Or is it just a bias against Brazilian parties, as it was very recently shown in the Rio OG by US athletes ?
“The Second Circuit’s reasoning that the forum non conveniens doctrine is authorized by Article III of the New York Convention is unfortunate.”
Herein lies the problem. American courts routinely rely on Article III to invoke grounds for non-enforcement that are not present in Article V–such as statutes of limitations, counterclaims/set-offs, and now forum non conveniens. The fundamental problem is that there is a conflict of laws within the New York Convention: it authorizes enforcement actions to be governed by two sets of laws (1) the provisions of the Convention itself; and (2) the rules of procedure of the state parties. These two sets of laws may conflict: a “procedural rule” may call for an enforcement action to be dismissed, while Article V may call for an enforcement action to be affirmed.
I have discussed this problem in an article in the Penn Law Review, and propose that American courts should recognize the choice of law problem as such, and apply modern choice of law doctrine to solve it:
I thought that FNC, like defective service or lack of jurisdiction was a ground for preliminary dismissal of a civil proceeding. How the hell can you apply that principle to an enforcement action of any kind?
Because Article III states that, “Each Contracting State shall recognize arbitral awards as binding and enforce them in accordance with the RULES OF PROCEDURE of the territory where the award is relied upon….” The argument goes that FNC, defective service of process, or lack of jurisdiction are simply “rules of procedure.”

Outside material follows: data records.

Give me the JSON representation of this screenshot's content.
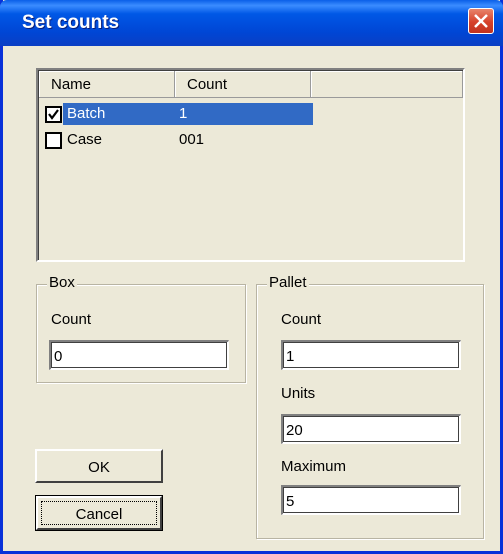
{
  "window": {
    "title": "Set counts"
  },
  "list": {
    "columns": [
      "Name",
      "Count"
    ],
    "rows": [
      {
        "name": "Batch",
        "count": "1",
        "checked": true,
        "selected": true
      },
      {
        "name": "Case",
        "count": "001",
        "checked": false,
        "selected": false
      }
    ]
  },
  "box": {
    "title": "Box",
    "count_label": "Count",
    "count_value": "0"
  },
  "pallet": {
    "title": "Pallet",
    "count_label": "Count",
    "count_value": "1",
    "units_label": "Units",
    "units_value": "20",
    "maximum_label": "Maximum",
    "maximum_value": "5"
  },
  "buttons": {
    "ok": "OK",
    "cancel": "Cancel"
  },
  "colors": {
    "title_bar": "#0054e3",
    "selection": "#316ac5",
    "dialog_bg": "#ece9d8",
    "close_button": "#d6412a"
  }
}
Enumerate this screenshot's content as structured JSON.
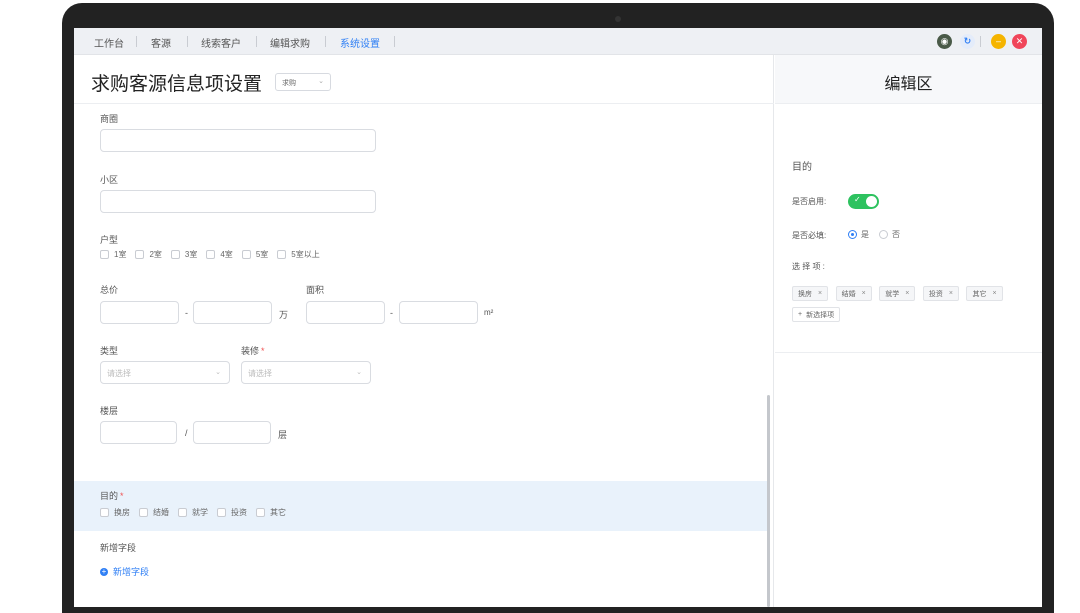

Well, I suppose if the core issue in the enforcement dispute arises from the Peruvian cap statute it is more convenient to litigate that issue in Peru. So will the enforcement proceeding in the US simply be stayed pending the resolution of that question? That’s a practical option.